All the data below needs to be retyped exactly as shown.

──────────────────────────────

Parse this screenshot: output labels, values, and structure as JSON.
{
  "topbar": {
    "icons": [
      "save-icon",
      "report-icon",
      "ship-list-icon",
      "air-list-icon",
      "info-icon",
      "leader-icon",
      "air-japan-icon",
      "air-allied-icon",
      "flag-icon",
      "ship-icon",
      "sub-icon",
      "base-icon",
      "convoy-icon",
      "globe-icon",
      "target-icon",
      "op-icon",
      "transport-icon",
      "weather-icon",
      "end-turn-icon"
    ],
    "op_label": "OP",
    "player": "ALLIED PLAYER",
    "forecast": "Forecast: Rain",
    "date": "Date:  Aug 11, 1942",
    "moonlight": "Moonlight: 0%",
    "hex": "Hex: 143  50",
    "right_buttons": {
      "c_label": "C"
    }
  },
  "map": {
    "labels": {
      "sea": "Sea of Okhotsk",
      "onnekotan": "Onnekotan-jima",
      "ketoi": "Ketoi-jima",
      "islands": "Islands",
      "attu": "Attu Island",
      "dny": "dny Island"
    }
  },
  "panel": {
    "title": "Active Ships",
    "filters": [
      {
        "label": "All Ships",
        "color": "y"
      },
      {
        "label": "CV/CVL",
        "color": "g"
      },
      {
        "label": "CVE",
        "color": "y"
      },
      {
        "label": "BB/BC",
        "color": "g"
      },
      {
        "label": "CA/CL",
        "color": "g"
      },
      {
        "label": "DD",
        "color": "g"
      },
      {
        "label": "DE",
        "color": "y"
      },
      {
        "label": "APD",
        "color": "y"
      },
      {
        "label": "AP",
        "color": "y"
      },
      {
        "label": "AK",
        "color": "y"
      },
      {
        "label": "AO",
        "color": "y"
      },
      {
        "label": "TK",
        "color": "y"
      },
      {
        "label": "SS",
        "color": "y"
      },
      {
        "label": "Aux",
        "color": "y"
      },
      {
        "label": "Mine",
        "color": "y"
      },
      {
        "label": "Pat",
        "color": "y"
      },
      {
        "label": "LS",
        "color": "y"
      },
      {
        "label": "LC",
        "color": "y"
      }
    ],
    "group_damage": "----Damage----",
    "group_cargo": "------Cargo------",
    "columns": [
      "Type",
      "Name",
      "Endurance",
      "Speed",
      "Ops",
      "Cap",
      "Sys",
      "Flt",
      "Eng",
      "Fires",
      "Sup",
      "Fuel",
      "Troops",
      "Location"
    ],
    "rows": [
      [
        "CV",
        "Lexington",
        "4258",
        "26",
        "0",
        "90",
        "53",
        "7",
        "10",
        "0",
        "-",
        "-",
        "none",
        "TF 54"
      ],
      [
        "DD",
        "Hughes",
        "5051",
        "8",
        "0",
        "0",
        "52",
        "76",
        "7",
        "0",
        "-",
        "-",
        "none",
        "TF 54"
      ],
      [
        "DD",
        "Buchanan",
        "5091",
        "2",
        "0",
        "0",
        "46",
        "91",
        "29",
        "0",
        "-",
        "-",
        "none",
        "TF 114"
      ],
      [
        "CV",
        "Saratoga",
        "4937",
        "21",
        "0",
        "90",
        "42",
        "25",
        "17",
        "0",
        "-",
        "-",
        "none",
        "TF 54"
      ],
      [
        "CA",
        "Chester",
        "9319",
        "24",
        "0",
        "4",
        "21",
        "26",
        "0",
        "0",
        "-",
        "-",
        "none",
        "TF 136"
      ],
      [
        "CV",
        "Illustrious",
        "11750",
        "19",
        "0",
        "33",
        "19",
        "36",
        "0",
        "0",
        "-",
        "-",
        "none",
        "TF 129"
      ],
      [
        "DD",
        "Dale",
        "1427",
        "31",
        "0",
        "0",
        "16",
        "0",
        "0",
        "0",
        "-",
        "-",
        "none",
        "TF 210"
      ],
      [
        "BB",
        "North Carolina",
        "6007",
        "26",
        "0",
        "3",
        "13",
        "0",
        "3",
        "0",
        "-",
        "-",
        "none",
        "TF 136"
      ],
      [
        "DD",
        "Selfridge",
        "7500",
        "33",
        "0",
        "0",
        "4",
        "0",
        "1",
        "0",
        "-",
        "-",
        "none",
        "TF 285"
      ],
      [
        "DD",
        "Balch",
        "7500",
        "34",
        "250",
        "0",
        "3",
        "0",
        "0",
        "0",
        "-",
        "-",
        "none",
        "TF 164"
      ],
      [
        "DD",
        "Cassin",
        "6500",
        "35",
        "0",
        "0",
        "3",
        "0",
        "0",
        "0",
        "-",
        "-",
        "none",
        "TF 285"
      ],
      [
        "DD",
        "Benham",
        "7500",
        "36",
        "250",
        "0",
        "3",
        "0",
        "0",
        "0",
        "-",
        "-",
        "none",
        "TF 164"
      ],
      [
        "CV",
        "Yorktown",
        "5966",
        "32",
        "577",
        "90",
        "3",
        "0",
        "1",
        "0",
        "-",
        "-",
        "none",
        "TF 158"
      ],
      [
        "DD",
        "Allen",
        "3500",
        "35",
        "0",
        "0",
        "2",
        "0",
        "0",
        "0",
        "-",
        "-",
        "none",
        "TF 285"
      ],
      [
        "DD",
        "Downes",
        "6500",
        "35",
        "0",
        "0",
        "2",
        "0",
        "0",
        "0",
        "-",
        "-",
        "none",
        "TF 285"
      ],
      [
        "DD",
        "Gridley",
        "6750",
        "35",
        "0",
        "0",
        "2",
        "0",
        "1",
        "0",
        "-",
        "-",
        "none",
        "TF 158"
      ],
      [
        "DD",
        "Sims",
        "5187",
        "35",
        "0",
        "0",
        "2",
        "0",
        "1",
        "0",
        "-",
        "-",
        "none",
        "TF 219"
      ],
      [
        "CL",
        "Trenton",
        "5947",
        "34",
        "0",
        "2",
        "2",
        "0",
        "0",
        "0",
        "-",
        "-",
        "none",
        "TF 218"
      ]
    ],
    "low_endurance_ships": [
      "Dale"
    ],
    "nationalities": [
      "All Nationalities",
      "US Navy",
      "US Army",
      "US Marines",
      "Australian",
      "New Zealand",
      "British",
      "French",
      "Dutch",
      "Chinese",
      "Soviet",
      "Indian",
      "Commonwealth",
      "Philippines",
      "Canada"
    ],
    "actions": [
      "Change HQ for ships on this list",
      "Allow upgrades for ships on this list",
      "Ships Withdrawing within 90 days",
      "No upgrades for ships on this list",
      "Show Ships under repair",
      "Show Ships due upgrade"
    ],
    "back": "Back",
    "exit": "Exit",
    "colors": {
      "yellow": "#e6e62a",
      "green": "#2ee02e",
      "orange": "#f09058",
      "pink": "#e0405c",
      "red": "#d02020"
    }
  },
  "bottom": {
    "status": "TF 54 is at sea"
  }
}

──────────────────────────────

◆ Answer to the problem
Parse this screenshot: output labels, values, and structure as JSON.
{
  "topbar": {
    "icons": [
      "save-icon",
      "report-icon",
      "ship-list-icon",
      "air-list-icon",
      "info-icon",
      "leader-icon",
      "air-japan-icon",
      "air-allied-icon",
      "flag-icon",
      "ship-icon",
      "sub-icon",
      "base-icon",
      "convoy-icon",
      "globe-icon",
      "target-icon",
      "op-icon",
      "transport-icon",
      "weather-icon",
      "end-turn-icon"
    ],
    "op_label": "OP",
    "player": "ALLIED PLAYER",
    "forecast": "Forecast: Rain",
    "date": "Date:  Aug 11, 1942",
    "moonlight": "Moonlight: 0%",
    "hex": "Hex: 143  50",
    "right_buttons": {
      "c_label": "C"
    }
  },
  "map": {
    "labels": {
      "sea": "Sea of Okhotsk",
      "onnekotan": "Onnekotan-jima",
      "ketoi": "Ketoi-jima",
      "islands": "Islands",
      "attu": "Attu Island",
      "dny": "dny Island"
    }
  },
  "panel": {
    "title": "Active Ships",
    "filters": [
      {
        "label": "All Ships",
        "color": "y"
      },
      {
        "label": "CV/CVL",
        "color": "g"
      },
      {
        "label": "CVE",
        "color": "y"
      },
      {
        "label": "BB/BC",
        "color": "g"
      },
      {
        "label": "CA/CL",
        "color": "g"
      },
      {
        "label": "DD",
        "color": "g"
      },
      {
        "label": "DE",
        "color": "y"
      },
      {
        "label": "APD",
        "color": "y"
      },
      {
        "label": "AP",
        "color": "y"
      },
      {
        "label": "AK",
        "color": "y"
      },
      {
        "label": "AO",
        "color": "y"
      },
      {
        "label": "TK",
        "color": "y"
      },
      {
        "label": "SS",
        "color": "y"
      },
      {
        "label": "Aux",
        "color": "y"
      },
      {
        "label": "Mine",
        "color": "y"
      },
      {
        "label": "Pat",
        "color": "y"
      },
      {
        "label": "LS",
        "color": "y"
      },
      {
        "label": "LC",
        "color": "y"
      }
    ],
    "group_damage": "----Damage----",
    "group_cargo": "------Cargo------",
    "columns": [
      "Type",
      "Name",
      "Endurance",
      "Speed",
      "Ops",
      "Cap",
      "Sys",
      "Flt",
      "Eng",
      "Fires",
      "Sup",
      "Fuel",
      "Troops",
      "Location"
    ],
    "rows": [
      [
        "CV",
        "Lexington",
        "4258",
        "26",
        "0",
        "90",
        "53",
        "7",
        "10",
        "0",
        "-",
        "-",
        "none",
        "TF 54"
      ],
      [
        "DD",
        "Hughes",
        "5051",
        "8",
        "0",
        "0",
        "52",
        "76",
        "7",
        "0",
        "-",
        "-",
        "none",
        "TF 54"
      ],
      [
        "DD",
        "Buchanan",
        "5091",
        "2",
        "0",
        "0",
        "46",
        "91",
        "29",
        "0",
        "-",
        "-",
        "none",
        "TF 114"
      ],
      [
        "CV",
        "Saratoga",
        "4937",
        "21",
        "0",
        "90",
        "42",
        "25",
        "17",
        "0",
        "-",
        "-",
        "none",
        "TF 54"
      ],
      [
        "CA",
        "Chester",
        "9319",
        "24",
        "0",
        "4",
        "21",
        "26",
        "0",
        "0",
        "-",
        "-",
        "none",
        "TF 136"
      ],
      [
        "CV",
        "Illustrious",
        "11750",
        "19",
        "0",
        "33",
        "19",
        "36",
        "0",
        "0",
        "-",
        "-",
        "none",
        "TF 129"
      ],
      [
        "DD",
        "Dale",
        "1427",
        "31",
        "0",
        "0",
        "16",
        "0",
        "0",
        "0",
        "-",
        "-",
        "none",
        "TF 210"
      ],
      [
        "BB",
        "North Carolina",
        "6007",
        "26",
        "0",
        "3",
        "13",
        "0",
        "3",
        "0",
        "-",
        "-",
        "none",
        "TF 136"
      ],
      [
        "DD",
        "Selfridge",
        "7500",
        "33",
        "0",
        "0",
        "4",
        "0",
        "1",
        "0",
        "-",
        "-",
        "none",
        "TF 285"
      ],
      [
        "DD",
        "Balch",
        "7500",
        "34",
        "250",
        "0",
        "3",
        "0",
        "0",
        "0",
        "-",
        "-",
        "none",
        "TF 164"
      ],
      [
        "DD",
        "Cassin",
        "6500",
        "35",
        "0",
        "0",
        "3",
        "0",
        "0",
        "0",
        "-",
        "-",
        "none",
        "TF 285"
      ],
      [
        "DD",
        "Benham",
        "7500",
        "36",
        "250",
        "0",
        "3",
        "0",
        "0",
        "0",
        "-",
        "-",
        "none",
        "TF 164"
      ],
      [
        "CV",
        "Yorktown",
        "5966",
        "32",
        "577",
        "90",
        "3",
        "0",
        "1",
        "0",
        "-",
        "-",
        "none",
        "TF 158"
      ],
      [
        "DD",
        "Allen",
        "3500",
        "35",
        "0",
        "0",
        "2",
        "0",
        "0",
        "0",
        "-",
        "-",
        "none",
        "TF 285"
      ],
      [
        "DD",
        "Downes",
        "6500",
        "35",
        "0",
        "0",
        "2",
        "0",
        "0",
        "0",
        "-",
        "-",
        "none",
        "TF 285"
      ],
      [
        "DD",
        "Gridley",
        "6750",
        "35",
        "0",
        "0",
        "2",
        "0",
        "1",
        "0",
        "-",
        "-",
        "none",
        "TF 158"
      ],
      [
        "DD",
        "Sims",
        "5187",
        "35",
        "0",
        "0",
        "2",
        "0",
        "1",
        "0",
        "-",
        "-",
        "none",
        "TF 219"
      ],
      [
        "CL",
        "Trenton",
        "5947",
        "34",
        "0",
        "2",
        "2",
        "0",
        "0",
        "0",
        "-",
        "-",
        "none",
        "TF 218"
      ]
    ],
    "low_endurance_ships": [
      "Dale"
    ],
    "nationalities": [
      "All Nationalities",
      "US Navy",
      "US Army",
      "US Marines",
      "Australian",
      "New Zealand",
      "British",
      "French",
      "Dutch",
      "Chinese",
      "Soviet",
      "Indian",
      "Commonwealth",
      "Philippines",
      "Canada"
    ],
    "actions": [
      "Change HQ for ships on this list",
      "Allow upgrades for ships on this list",
      "Ships Withdrawing within 90 days",
      "No upgrades for ships on this list",
      "Show Ships under repair",
      "Show Ships due upgrade"
    ],
    "back": "Back",
    "exit": "Exit",
    "colors": {
      "yellow": "#e6e62a",
      "green": "#2ee02e",
      "orange": "#f09058",
      "pink": "#e0405c",
      "red": "#d02020"
    }
  },
  "bottom": {
    "status": "TF 54 is at sea"
  }
}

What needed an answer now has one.